EXERCISE DETAILS: Copy out all of the records, exactly as they appear.

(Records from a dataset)
↓↓↓
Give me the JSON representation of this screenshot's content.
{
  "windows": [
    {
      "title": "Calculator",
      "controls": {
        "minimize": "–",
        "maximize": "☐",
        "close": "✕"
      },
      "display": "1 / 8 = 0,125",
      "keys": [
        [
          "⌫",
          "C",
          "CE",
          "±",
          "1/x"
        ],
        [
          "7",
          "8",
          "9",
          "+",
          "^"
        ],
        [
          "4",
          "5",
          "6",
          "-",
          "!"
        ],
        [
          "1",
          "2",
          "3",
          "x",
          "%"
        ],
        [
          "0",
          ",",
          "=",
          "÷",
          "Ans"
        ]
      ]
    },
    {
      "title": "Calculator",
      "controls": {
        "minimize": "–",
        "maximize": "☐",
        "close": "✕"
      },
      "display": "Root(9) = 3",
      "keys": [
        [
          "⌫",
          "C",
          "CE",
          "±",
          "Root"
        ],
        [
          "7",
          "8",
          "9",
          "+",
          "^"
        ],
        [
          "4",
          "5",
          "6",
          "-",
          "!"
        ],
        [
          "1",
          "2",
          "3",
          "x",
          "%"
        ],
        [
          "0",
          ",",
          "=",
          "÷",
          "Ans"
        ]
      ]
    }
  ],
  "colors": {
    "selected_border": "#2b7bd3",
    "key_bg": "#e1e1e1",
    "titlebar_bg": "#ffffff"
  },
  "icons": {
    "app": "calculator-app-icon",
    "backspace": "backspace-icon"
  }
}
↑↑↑
TASK ANSWER:
Give me the JSON representation of this screenshot's content.
{
  "windows": [
    {
      "title": "Calculator",
      "controls": {
        "minimize": "–",
        "maximize": "☐",
        "close": "✕"
      },
      "display": "1 / 8 = 0,125",
      "keys": [
        [
          "⌫",
          "C",
          "CE",
          "±",
          "1/x"
        ],
        [
          "7",
          "8",
          "9",
          "+",
          "^"
        ],
        [
          "4",
          "5",
          "6",
          "-",
          "!"
        ],
        [
          "1",
          "2",
          "3",
          "x",
          "%"
        ],
        [
          "0",
          ",",
          "=",
          "÷",
          "Ans"
        ]
      ]
    },
    {
      "title": "Calculator",
      "controls": {
        "minimize": "–",
        "maximize": "☐",
        "close": "✕"
      },
      "display": "Root(9) = 3",
      "keys": [
        [
          "⌫",
          "C",
          "CE",
          "±",
          "Root"
        ],
        [
          "7",
          "8",
          "9",
          "+",
          "^"
        ],
        [
          "4",
          "5",
          "6",
          "-",
          "!"
        ],
        [
          "1",
          "2",
          "3",
          "x",
          "%"
        ],
        [
          "0",
          ",",
          "=",
          "÷",
          "Ans"
        ]
      ]
    }
  ],
  "colors": {
    "selected_border": "#2b7bd3",
    "key_bg": "#e1e1e1",
    "titlebar_bg": "#ffffff"
  },
  "icons": {
    "app": "calculator-app-icon",
    "backspace": "backspace-icon"
  }
}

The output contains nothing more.